Two weeks after Canadian Pacific Railway Ltd. proposed a $28 billion combination with Norfolk Southern Corp., the prospective buyer continues to campaign for a deal, but there was no sign last week that one would materialize.
Hunter Harrison, CEO of the Canadian carrier, again laid out the case for an acquisition at a Dec. 2 investor meeting, while NS Executive Vice President Alan Shaw at the same session declined to discuss the offer made on Nov. 17.
In the industry’s first combination proposal since 1999, CP offered $46.72 in cash and 0.348 CP shares for each NS share, a price that NS earlier characterized as “low premium.” Combining the two companies would create a $17.6 billion-revenue business with more than $5 billion in operating income and a 34,000 route-mile system.
“We have a pretty good track record,” said Harrison, who has improved CP’s profit margin by 22.7 percentage points over three years since he became CEO, taking its operating ratio to 59.8 in the third quarter, or 10 percentage points better than NS. Before joining CP, Harrison married his Illinois Central Railroad with Canadian National Railway and engineered multiple acquisitions before departing in 2009.

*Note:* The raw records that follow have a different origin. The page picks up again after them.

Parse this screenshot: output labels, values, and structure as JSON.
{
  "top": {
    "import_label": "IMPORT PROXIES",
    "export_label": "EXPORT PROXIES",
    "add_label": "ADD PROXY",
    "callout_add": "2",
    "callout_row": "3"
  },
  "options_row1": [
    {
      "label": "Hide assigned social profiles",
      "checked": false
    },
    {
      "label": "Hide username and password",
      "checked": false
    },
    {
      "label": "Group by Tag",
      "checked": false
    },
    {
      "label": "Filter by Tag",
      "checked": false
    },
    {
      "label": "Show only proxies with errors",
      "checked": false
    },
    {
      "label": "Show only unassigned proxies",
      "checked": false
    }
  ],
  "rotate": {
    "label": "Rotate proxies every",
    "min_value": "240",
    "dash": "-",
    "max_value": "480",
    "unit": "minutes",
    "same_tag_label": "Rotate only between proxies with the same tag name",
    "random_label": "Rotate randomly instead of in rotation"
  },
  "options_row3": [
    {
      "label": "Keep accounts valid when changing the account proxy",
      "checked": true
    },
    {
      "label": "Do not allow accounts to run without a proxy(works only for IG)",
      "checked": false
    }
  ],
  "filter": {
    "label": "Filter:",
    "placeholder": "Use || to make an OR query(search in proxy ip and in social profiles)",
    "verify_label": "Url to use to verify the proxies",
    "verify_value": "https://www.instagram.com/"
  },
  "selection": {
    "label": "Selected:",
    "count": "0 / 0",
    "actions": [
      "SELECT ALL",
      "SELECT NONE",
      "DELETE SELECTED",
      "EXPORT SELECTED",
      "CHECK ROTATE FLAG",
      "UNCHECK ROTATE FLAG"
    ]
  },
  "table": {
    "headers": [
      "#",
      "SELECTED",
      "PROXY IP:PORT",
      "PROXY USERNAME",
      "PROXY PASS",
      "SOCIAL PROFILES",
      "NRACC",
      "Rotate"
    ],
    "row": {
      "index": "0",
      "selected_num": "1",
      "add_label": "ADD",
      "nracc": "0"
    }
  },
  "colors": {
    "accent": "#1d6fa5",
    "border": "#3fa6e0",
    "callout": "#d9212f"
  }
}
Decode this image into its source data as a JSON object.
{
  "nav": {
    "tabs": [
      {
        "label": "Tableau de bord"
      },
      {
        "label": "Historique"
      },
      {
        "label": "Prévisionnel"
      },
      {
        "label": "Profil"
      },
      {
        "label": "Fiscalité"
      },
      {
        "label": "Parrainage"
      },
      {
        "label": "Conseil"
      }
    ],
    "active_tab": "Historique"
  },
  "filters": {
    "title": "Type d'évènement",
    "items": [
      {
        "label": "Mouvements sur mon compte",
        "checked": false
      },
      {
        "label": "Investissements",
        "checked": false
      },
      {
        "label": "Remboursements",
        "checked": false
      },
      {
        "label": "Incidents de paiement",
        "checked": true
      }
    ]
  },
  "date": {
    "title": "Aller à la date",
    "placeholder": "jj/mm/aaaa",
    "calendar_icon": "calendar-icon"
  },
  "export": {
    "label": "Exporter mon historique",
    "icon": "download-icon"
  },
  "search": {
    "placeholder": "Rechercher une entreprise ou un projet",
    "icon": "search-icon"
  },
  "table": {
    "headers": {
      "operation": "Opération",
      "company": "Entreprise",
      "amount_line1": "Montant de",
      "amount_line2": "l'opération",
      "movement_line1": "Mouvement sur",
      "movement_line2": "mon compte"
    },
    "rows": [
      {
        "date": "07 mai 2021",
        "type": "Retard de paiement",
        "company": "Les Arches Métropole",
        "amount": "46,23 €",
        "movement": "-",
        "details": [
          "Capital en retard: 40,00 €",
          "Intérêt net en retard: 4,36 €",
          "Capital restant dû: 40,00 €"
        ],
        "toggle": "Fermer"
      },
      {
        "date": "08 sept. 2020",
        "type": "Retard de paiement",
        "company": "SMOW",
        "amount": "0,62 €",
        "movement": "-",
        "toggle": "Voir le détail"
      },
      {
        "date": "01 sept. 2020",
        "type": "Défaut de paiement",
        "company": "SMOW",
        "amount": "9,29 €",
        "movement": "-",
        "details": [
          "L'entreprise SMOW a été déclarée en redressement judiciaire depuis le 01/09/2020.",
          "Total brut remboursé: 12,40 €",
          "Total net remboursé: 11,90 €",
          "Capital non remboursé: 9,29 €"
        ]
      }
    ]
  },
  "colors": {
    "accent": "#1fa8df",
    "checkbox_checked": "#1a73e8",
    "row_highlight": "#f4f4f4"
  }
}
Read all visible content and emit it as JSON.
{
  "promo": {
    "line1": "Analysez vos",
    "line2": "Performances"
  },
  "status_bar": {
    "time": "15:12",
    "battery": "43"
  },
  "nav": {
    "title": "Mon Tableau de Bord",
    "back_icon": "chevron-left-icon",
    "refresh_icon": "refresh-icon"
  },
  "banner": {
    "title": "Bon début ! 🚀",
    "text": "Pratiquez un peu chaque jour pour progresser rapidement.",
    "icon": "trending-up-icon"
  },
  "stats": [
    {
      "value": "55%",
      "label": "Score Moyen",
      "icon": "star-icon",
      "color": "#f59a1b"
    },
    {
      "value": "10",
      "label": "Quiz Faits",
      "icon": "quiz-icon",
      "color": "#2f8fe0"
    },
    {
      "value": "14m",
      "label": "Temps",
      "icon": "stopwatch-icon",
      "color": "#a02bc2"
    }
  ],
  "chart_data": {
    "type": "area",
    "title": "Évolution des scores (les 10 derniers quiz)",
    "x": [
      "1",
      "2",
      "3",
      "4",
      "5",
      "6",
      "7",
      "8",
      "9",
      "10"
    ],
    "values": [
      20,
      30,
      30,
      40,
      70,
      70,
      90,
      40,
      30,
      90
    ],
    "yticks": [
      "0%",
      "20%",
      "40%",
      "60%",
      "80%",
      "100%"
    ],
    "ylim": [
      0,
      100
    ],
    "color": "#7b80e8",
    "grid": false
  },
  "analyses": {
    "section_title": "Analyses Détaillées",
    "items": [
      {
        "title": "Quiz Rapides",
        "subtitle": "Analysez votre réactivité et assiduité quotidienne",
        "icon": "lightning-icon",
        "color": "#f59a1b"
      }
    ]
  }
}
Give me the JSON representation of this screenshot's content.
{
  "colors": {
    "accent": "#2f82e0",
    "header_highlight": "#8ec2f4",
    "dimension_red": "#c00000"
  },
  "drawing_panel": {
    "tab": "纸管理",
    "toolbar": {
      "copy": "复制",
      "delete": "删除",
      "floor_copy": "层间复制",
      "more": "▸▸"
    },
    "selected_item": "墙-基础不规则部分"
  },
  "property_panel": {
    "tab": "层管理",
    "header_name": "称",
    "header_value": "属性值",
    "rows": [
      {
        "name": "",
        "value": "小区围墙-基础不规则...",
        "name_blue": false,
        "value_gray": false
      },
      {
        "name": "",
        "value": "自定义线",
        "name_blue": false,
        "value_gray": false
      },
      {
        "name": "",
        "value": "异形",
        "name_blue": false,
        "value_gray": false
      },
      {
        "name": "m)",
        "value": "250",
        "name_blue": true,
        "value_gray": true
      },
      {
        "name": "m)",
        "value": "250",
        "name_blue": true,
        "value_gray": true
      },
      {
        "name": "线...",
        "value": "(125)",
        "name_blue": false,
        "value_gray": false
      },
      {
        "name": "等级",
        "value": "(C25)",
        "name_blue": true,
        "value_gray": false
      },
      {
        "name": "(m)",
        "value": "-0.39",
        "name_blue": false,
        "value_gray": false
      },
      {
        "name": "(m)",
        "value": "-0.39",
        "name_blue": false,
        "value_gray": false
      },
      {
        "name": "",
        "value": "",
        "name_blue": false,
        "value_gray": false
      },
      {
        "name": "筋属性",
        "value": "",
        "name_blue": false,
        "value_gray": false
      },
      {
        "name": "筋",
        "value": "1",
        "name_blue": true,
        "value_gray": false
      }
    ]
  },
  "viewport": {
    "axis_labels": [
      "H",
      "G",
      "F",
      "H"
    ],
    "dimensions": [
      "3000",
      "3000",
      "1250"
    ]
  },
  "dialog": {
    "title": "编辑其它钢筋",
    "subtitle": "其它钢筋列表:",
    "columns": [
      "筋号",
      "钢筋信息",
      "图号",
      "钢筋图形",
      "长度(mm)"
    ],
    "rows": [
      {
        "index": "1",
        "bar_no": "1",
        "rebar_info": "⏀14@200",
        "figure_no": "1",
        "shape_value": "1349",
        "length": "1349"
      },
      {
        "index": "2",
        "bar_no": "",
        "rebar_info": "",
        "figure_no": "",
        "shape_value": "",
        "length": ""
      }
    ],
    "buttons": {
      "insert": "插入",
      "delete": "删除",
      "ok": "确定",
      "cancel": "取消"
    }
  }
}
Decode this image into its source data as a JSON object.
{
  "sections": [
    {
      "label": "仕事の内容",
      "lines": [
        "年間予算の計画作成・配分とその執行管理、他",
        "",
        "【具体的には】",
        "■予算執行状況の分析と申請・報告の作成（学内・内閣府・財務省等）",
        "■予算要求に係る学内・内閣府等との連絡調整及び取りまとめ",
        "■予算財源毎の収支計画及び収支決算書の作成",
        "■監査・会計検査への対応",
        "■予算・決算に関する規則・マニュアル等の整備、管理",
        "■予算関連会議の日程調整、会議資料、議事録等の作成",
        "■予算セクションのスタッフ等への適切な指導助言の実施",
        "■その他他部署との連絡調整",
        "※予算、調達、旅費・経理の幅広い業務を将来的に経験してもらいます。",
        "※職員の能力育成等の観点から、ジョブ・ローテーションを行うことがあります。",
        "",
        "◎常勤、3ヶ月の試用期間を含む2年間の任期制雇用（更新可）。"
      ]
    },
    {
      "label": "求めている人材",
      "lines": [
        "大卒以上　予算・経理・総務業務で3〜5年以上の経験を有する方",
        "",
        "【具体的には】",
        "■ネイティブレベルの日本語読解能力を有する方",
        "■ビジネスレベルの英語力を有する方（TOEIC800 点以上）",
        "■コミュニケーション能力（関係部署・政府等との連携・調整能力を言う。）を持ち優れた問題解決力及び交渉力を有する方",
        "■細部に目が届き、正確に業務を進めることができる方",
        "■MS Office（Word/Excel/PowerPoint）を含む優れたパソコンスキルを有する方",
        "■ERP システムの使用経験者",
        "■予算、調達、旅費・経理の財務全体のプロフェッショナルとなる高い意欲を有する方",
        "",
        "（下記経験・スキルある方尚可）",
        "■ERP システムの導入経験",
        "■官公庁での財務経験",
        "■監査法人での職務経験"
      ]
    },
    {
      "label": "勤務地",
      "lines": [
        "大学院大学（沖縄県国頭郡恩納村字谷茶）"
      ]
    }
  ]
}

Harrison still hasn’t said definitively when or whether CP intends to sweeten its offer or take the current proposal directly to shareholders for approval. The offer last week was worth about $96 per share. In the past 12 months, NS shares have traded as high as $112 and as low as $72.
Harrison did outline a series of cost-saving options to reach a target of $1.8 billion in annual savings if an acquisition occurred, including asset sales and job cuts.
“I don’t know of a railroad that doesn’t have too much physical plant,” he said, including his own carrier, whose Chicago area yard is adjacent to O’Hare Airport’s thriving business area.
On the job front, he noted that CP’s workforce has been reduced by almost one-third since 2012, mostly by attrition.
The CP executive also tried to dampen speculation that other railroads might oppose an NS acquisition as they did in 1999, when carriers such as Union Pacific objected to the combination of Canadian National and BNSF Railway, which was called off a year later.
“I can’t imagine Mr. [Warren] Buffett [whose Berkshire Hathaway firm now owns BNSF] going to Washington and saying these Canadians are going to do all these bad things to us,” Harrison said.
He indicated a mixture of shareholder support and other rails’ opposition, without giving details. He also discussed hypothetical scenarios, including CP executives moving to NS.
Meanwhile, all that Shaw would say about CP’s offer was, “I will not be making any comments.” Instead, he sketched steps NS plans to take to restore profit growth and normal service levels.
Through the first three quarters, Shaw said, a total of $932 million in fuel surcharges and lower coal revenue have led to an 8% decline in revenue. Earnings are 20% lower than last year over the period.
Shaw also sketched a fourth quarter that so far has resulted in a 4% drop in shipments, including 1 percentage point from discontinued intermodal business.
Steel, crude oil, sand and other shipments have been hurt by weaker manufacturing and the drop-off in fuel prices. Coal shipments have been further depressed by warm weather that has dampened electricity demand for home heating, he added.
Intermodal has been hurt by high inventories and lower fuel prices that have helped truckers secure business, he said.
However, he expressed optimism that intermodal and other businesses will be stronger next year.
“We are committed to improving shareholder returns,” he said. “We are very close to returning our service to levels customers expect,” he said, targeting the first quarter for an end to train delays and congestion.
“2015 was a transition year,” he said, with actions such as network, staffing and service adjustments that set the stage for a better 2016.